... What is it about Coltrane, and in particular A Love Supreme, that gets some of us going spiritually? Coltrane was after truth, as one biographer put it, and not necessarily “pleasant listening.” I am attracted to this idea, that truth is difficult and can not easily be possessed. The corollary here is that there is no truth in Musak, and not much in the pop charts. In classical terms “truth” and “beauty” are not interchangeable.

Perhaps more importantly, truth is heard.
In a recent interview, Cornel West called Coltrane "a spiritual giant. He's a love warrior. He's a titan of the soul." West connected the art of A Love Supreme with the theological idea of kenosis, a Greek word the Apostle Paul used to describe how Jesus "made himself nothing." West said that's what Coltrane did too.
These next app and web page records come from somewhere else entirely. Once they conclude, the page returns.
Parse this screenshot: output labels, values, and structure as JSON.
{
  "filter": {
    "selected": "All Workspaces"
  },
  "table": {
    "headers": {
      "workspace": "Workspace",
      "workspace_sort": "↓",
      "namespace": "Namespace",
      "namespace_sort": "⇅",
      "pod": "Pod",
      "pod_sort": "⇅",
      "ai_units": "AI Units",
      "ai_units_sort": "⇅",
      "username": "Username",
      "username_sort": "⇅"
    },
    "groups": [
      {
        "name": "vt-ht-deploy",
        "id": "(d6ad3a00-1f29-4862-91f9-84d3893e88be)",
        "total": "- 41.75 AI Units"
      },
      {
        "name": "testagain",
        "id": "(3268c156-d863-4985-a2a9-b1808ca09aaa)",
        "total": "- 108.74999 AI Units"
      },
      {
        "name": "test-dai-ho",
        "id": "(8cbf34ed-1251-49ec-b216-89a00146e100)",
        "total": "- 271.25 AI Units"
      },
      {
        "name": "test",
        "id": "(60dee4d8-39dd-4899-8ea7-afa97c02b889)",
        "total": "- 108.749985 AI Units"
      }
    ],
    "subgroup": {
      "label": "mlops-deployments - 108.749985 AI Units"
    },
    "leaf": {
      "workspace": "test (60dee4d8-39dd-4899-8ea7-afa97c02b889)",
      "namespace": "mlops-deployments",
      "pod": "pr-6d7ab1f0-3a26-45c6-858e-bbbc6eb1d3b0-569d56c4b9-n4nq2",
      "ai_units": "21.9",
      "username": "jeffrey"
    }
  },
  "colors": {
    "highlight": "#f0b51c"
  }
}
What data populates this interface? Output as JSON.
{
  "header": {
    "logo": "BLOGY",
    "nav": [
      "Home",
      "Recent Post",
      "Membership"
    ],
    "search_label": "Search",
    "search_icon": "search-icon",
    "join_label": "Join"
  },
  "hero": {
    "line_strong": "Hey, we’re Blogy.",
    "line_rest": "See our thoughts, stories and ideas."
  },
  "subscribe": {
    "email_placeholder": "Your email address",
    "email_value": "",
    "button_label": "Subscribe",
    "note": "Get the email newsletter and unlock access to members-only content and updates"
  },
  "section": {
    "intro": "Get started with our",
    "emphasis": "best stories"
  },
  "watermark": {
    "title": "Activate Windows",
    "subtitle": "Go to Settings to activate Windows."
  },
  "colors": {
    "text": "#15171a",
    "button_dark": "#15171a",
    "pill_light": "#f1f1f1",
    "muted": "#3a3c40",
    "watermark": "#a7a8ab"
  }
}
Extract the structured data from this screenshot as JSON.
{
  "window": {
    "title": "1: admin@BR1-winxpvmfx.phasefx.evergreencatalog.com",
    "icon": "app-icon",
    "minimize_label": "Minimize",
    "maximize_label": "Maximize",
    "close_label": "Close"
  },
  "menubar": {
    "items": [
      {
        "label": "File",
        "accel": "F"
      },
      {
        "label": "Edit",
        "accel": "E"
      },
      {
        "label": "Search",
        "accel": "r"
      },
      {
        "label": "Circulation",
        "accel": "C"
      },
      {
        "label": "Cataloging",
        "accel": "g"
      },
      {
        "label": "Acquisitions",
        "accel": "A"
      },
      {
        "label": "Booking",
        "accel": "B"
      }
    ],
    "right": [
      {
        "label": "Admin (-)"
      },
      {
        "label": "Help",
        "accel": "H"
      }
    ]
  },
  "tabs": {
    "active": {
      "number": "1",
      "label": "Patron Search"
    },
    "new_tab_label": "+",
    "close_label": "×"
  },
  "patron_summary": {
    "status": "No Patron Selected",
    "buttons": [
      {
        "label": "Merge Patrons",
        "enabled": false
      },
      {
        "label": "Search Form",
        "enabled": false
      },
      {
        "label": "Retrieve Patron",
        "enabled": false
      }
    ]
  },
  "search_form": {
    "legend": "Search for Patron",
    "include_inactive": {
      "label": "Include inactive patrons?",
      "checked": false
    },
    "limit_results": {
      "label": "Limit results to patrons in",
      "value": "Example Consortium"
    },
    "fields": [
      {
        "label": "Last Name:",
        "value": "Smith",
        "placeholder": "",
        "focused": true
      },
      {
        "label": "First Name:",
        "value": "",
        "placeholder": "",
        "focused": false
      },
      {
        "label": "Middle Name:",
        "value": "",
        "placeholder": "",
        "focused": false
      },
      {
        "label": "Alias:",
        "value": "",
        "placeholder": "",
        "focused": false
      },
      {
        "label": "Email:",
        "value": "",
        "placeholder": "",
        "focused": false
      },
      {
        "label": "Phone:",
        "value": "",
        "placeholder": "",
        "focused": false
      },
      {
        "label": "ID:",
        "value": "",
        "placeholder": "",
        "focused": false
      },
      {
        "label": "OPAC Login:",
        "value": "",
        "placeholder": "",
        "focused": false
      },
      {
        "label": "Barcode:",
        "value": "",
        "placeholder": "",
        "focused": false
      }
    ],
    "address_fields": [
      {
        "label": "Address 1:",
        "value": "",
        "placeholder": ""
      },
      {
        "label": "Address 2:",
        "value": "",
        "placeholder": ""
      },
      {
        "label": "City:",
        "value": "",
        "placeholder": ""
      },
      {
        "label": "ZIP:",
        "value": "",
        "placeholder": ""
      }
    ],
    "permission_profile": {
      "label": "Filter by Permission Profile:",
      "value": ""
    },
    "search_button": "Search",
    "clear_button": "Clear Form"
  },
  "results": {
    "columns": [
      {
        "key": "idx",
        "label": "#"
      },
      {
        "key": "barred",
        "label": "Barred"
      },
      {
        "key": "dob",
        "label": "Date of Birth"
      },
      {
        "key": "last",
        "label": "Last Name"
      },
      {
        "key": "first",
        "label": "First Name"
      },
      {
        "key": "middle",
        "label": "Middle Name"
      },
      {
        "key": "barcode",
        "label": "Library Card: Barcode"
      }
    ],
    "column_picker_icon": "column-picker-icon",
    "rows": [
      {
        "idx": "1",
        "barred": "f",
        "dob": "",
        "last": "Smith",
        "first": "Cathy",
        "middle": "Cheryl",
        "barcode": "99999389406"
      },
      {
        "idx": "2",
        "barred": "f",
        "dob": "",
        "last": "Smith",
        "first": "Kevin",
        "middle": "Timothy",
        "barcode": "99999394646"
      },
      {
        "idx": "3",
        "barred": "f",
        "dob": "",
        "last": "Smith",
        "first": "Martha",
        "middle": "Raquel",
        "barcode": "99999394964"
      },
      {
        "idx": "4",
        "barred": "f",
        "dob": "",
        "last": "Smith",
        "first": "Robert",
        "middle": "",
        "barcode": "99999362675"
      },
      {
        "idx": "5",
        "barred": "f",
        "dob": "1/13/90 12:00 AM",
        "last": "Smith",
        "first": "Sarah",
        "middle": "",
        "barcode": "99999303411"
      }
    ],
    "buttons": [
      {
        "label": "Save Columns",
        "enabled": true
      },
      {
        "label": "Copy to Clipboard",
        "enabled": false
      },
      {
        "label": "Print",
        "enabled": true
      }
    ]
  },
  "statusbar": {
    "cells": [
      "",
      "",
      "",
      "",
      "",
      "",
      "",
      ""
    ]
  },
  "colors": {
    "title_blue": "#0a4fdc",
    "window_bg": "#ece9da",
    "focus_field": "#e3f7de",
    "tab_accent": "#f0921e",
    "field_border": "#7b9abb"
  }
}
He mastered the craft. His technique is beyond description. But he's always speaking from who he is, his kenosis. He empties himself. He gives himself. He uses the gifts that he's honed to try to enable and empower others. And in Love Supreme it all comes together . . . His capacious imagination and his all-embracing sense of experimentation allowed him to listen to sounds everywhere . . . If you really look at the deep expression of humanity in it, Coltrane is a culminating moment.
The anniversary of the album is being celebrated around the country, including in a service at the St. John Coltrane African Orthodox Church in San Francisco, this Sunday.